Concert Life in 19th-Century London
Database and Research Project


Drawing of a meeting of The Madrigal Society from Illustrated London News, 24 January 1846.Our methodology is based on a technique called ‘slice history’, which was developed by a group of Australian social historians and involves the deepest possible investigation of one-year slices of history, a generation apart [Ref].

For this project our ‘slice’ years are 1815, 1835, 1855, 1875, and 1895, which were deliberately chosen to ‘stand for’ their respective decades. Different issues emerged in our selection and treatment of the sources for each of these years, however, principally because of the explosion in print culture. So while at the beginning of the century it was possible to index the principal surviving newspapers, by the end of the period, we had to be far more selective and abandon ideas of comprehensive coverage.

Sources consulted were as follows:

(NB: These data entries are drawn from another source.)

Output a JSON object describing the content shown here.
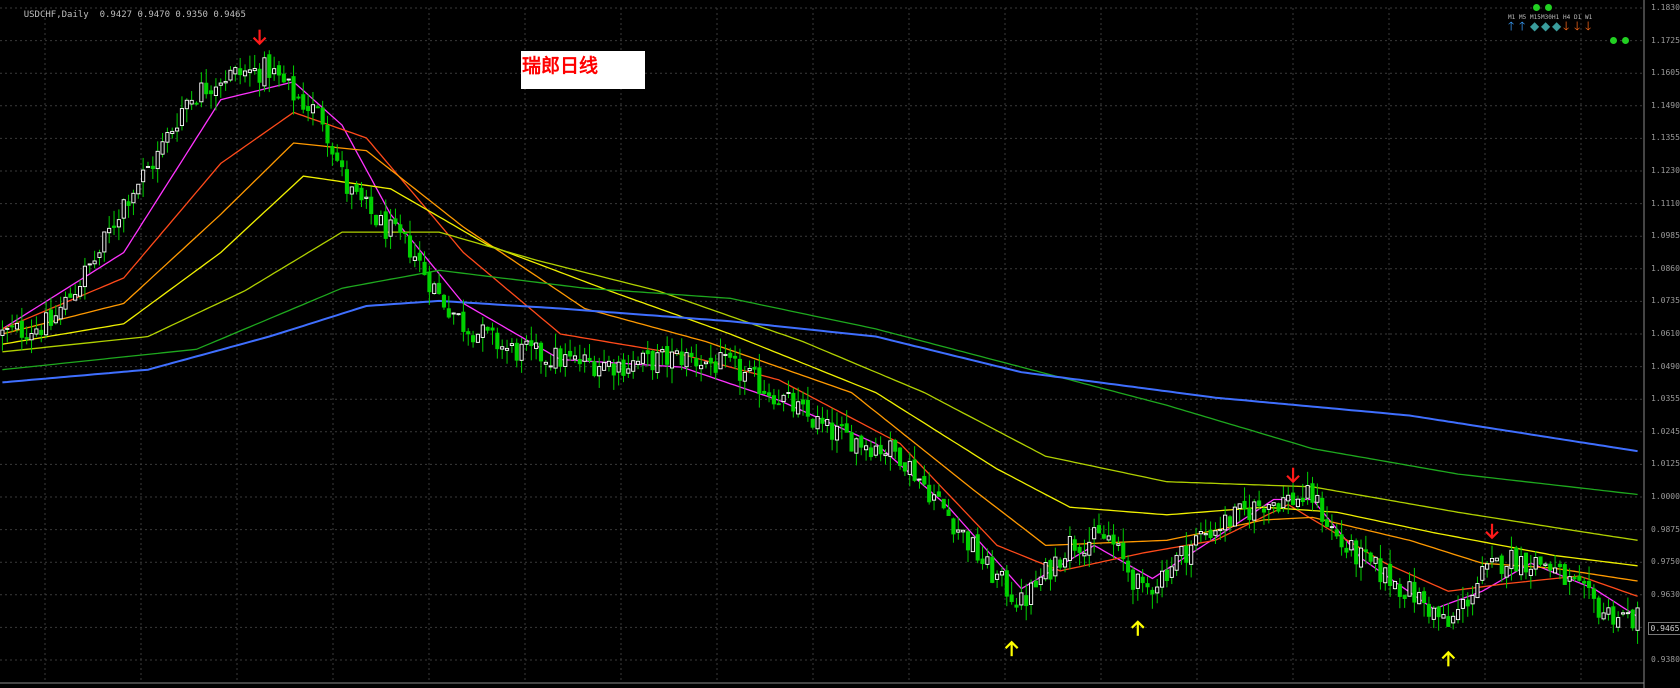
{
  "header": {
    "symbol_period": "USDCHF,Daily",
    "ohlc": "0.9427 0.9470 0.9350 0.9465"
  },
  "title": "瑞郎日线",
  "colors": {
    "background": "#000000",
    "grid": "#3a3a3a",
    "bull_candle": "#ffffff",
    "bear_candle": "#00d000",
    "up_arrow": "#ffff00",
    "down_arrow": "#ff1a1a"
  },
  "price_axis": {
    "ticks": [
      "1.1830",
      "1.1725",
      "1.1605",
      "1.1490",
      "1.1355",
      "1.1230",
      "1.1110",
      "1.0985",
      "1.0860",
      "1.0735",
      "1.0610",
      "1.0490",
      "1.0355",
      "1.0245",
      "1.0125",
      "1.0000",
      "0.9875",
      "0.9750",
      "0.9630",
      "0.9505",
      "0.9380"
    ],
    "current_price": "0.9465"
  },
  "dashboard": {
    "timeframes": [
      "M1",
      "M5",
      "M15",
      "M30",
      "H1",
      "H4",
      "D1",
      "W1"
    ],
    "signals": [
      {
        "glyph": "🡑",
        "color": "#3aa0ff",
        "name": "m1-signal-up-icon"
      },
      {
        "glyph": "🡑",
        "color": "#3aa0ff",
        "name": "m5-signal-up-icon"
      },
      {
        "glyph": "◆",
        "color": "#3a9c9c",
        "name": "m15-signal-neutral-icon"
      },
      {
        "glyph": "◆",
        "color": "#3a9c9c",
        "name": "m30-signal-neutral-icon"
      },
      {
        "glyph": "◆",
        "color": "#3a9c9c",
        "name": "h1-signal-neutral-icon"
      },
      {
        "glyph": "🡓",
        "color": "#ff6a1a",
        "name": "h4-signal-down-icon"
      },
      {
        "glyph": "🡓",
        "color": "#ff6a1a",
        "name": "d1-signal-down-icon"
      },
      {
        "glyph": "🡓",
        "color": "#ff6a1a",
        "name": "w1-signal-down-icon"
      }
    ]
  },
  "chart_data": {
    "type": "candlestick",
    "ylim": [
      0.93,
      1.186
    ],
    "grid": true,
    "bars": 338,
    "close_path": [
      [
        0,
        1.058
      ],
      [
        10,
        1.062
      ],
      [
        20,
        1.09
      ],
      [
        25,
        1.11
      ],
      [
        32,
        1.128
      ],
      [
        38,
        1.15
      ],
      [
        45,
        1.159
      ],
      [
        55,
        1.162
      ],
      [
        60,
        1.152
      ],
      [
        66,
        1.143
      ],
      [
        71,
        1.115
      ],
      [
        78,
        1.101
      ],
      [
        84,
        1.092
      ],
      [
        90,
        1.073
      ],
      [
        95,
        1.062
      ],
      [
        104,
        1.052
      ],
      [
        118,
        1.047
      ],
      [
        128,
        1.046
      ],
      [
        140,
        1.049
      ],
      [
        150,
        1.045
      ],
      [
        158,
        1.036
      ],
      [
        170,
        1.02
      ],
      [
        180,
        1.014
      ],
      [
        185,
        1.011
      ],
      [
        195,
        0.987
      ],
      [
        203,
        0.966
      ],
      [
        210,
        0.952
      ],
      [
        220,
        0.976
      ],
      [
        228,
        0.978
      ],
      [
        235,
        0.956
      ],
      [
        247,
        0.979
      ],
      [
        260,
        0.992
      ],
      [
        270,
        0.994
      ],
      [
        276,
        0.975
      ],
      [
        285,
        0.963
      ],
      [
        292,
        0.954
      ],
      [
        298,
        0.943
      ],
      [
        305,
        0.963
      ],
      [
        310,
        0.97
      ],
      [
        318,
        0.968
      ],
      [
        330,
        0.949
      ],
      [
        337,
        0.946
      ]
    ],
    "moving_averages": [
      {
        "color": "#ff33ff",
        "points": [
          [
            0,
            1.06
          ],
          [
            25,
            1.09
          ],
          [
            45,
            1.15
          ],
          [
            60,
            1.157
          ],
          [
            70,
            1.14
          ],
          [
            80,
            1.105
          ],
          [
            95,
            1.07
          ],
          [
            115,
            1.048
          ],
          [
            140,
            1.045
          ],
          [
            160,
            1.032
          ],
          [
            180,
            1.015
          ],
          [
            195,
            0.99
          ],
          [
            210,
            0.958
          ],
          [
            225,
            0.975
          ],
          [
            237,
            0.962
          ],
          [
            250,
            0.978
          ],
          [
            262,
            0.993
          ],
          [
            270,
            0.993
          ],
          [
            280,
            0.97
          ],
          [
            295,
            0.95
          ],
          [
            305,
            0.957
          ],
          [
            315,
            0.968
          ],
          [
            328,
            0.958
          ],
          [
            337,
            0.947
          ]
        ]
      },
      {
        "color": "#ff4a1a",
        "points": [
          [
            0,
            1.06
          ],
          [
            25,
            1.08
          ],
          [
            45,
            1.125
          ],
          [
            60,
            1.145
          ],
          [
            75,
            1.135
          ],
          [
            95,
            1.09
          ],
          [
            115,
            1.058
          ],
          [
            140,
            1.05
          ],
          [
            160,
            1.04
          ],
          [
            185,
            1.015
          ],
          [
            205,
            0.975
          ],
          [
            218,
            0.965
          ],
          [
            235,
            0.972
          ],
          [
            250,
            0.977
          ],
          [
            265,
            0.991
          ],
          [
            285,
            0.968
          ],
          [
            298,
            0.957
          ],
          [
            310,
            0.96
          ],
          [
            325,
            0.963
          ],
          [
            337,
            0.955
          ]
        ]
      },
      {
        "color": "#ff9900",
        "points": [
          [
            0,
            1.058
          ],
          [
            25,
            1.07
          ],
          [
            45,
            1.105
          ],
          [
            60,
            1.133
          ],
          [
            75,
            1.13
          ],
          [
            95,
            1.1
          ],
          [
            120,
            1.068
          ],
          [
            145,
            1.055
          ],
          [
            175,
            1.035
          ],
          [
            200,
            0.997
          ],
          [
            215,
            0.975
          ],
          [
            240,
            0.977
          ],
          [
            260,
            0.985
          ],
          [
            270,
            0.986
          ],
          [
            290,
            0.977
          ],
          [
            305,
            0.968
          ],
          [
            320,
            0.966
          ],
          [
            337,
            0.961
          ]
        ]
      },
      {
        "color": "#f0f000",
        "points": [
          [
            0,
            1.054
          ],
          [
            25,
            1.062
          ],
          [
            45,
            1.09
          ],
          [
            62,
            1.12
          ],
          [
            80,
            1.115
          ],
          [
            100,
            1.093
          ],
          [
            125,
            1.075
          ],
          [
            150,
            1.058
          ],
          [
            180,
            1.035
          ],
          [
            205,
            1.005
          ],
          [
            220,
            0.99
          ],
          [
            240,
            0.987
          ],
          [
            260,
            0.99
          ],
          [
            275,
            0.988
          ],
          [
            295,
            0.98
          ],
          [
            320,
            0.971
          ],
          [
            337,
            0.967
          ]
        ]
      },
      {
        "color": "#b0d000",
        "points": [
          [
            0,
            1.051
          ],
          [
            30,
            1.057
          ],
          [
            50,
            1.075
          ],
          [
            70,
            1.098
          ],
          [
            90,
            1.098
          ],
          [
            110,
            1.087
          ],
          [
            135,
            1.075
          ],
          [
            165,
            1.055
          ],
          [
            190,
            1.035
          ],
          [
            215,
            1.01
          ],
          [
            240,
            1.0
          ],
          [
            270,
            0.998
          ],
          [
            300,
            0.988
          ],
          [
            320,
            0.982
          ],
          [
            337,
            0.977
          ]
        ]
      },
      {
        "color": "#1ea81e",
        "points": [
          [
            0,
            1.044
          ],
          [
            40,
            1.052
          ],
          [
            70,
            1.076
          ],
          [
            90,
            1.083
          ],
          [
            120,
            1.076
          ],
          [
            150,
            1.072
          ],
          [
            180,
            1.06
          ],
          [
            210,
            1.045
          ],
          [
            240,
            1.03
          ],
          [
            270,
            1.013
          ],
          [
            300,
            1.003
          ],
          [
            337,
            0.995
          ]
        ]
      },
      {
        "color": "#3f6fff",
        "points": [
          [
            0,
            1.039
          ],
          [
            30,
            1.044
          ],
          [
            55,
            1.057
          ],
          [
            75,
            1.069
          ],
          [
            90,
            1.071
          ],
          [
            115,
            1.068
          ],
          [
            150,
            1.063
          ],
          [
            180,
            1.057
          ],
          [
            210,
            1.043
          ],
          [
            250,
            1.033
          ],
          [
            290,
            1.026
          ],
          [
            337,
            1.012
          ]
        ]
      }
    ],
    "signal_arrows": [
      {
        "bar": 53,
        "direction": "down",
        "price": 1.172
      },
      {
        "bar": 208,
        "direction": "up",
        "price": 0.937
      },
      {
        "bar": 234,
        "direction": "up",
        "price": 0.945
      },
      {
        "bar": 266,
        "direction": "down",
        "price": 1.0
      },
      {
        "bar": 307,
        "direction": "down",
        "price": 0.978
      },
      {
        "bar": 298,
        "direction": "up",
        "price": 0.933
      }
    ]
  }
}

Morning Chronicle; Times; Morning Herald; Morning Post; Sun; programmes of the Concerts of Ancient Music


Times; Sunday Times; Morning Post; Morning Chronicle; Court Journal; Atlas; Spectator; programmes of the Concerts of Ancient Music; Musical Magazine; Athenaeum; Morning Herald


Musical Directory; Musical World; Morning Chronicle; Daily News


Musical World; Musical Directory; Daily Telegraph


Musical Directory; Daily Telegraph; Athenaeum

Definitions of what constituted a concert, and indeed what constituted London, at each point in the century are somewhat blurred. Some examples will serve to demonstrate this. Our working definition of a concert has been:Drawing of child prodigy Henri Ketten, 1859

any event featuring a musical performance by one or more performers, and taking place before an audience, but excluding complete dramatic performances involving scenery, costume, acting and stage machinery – operas, ballets, and so on.

We also have made a policy only to include performances that were a matter of public record. For more on issues of definition and for a detailed account of the database’s conceptual design click here [link to book article as pdf]. In Phase I we erred on the side of inclusiveness on the grounds that it was easier to capture and discard an event than to attempt to recapture it at a later stage.

Contact Details:
Professor Rachel Cowgill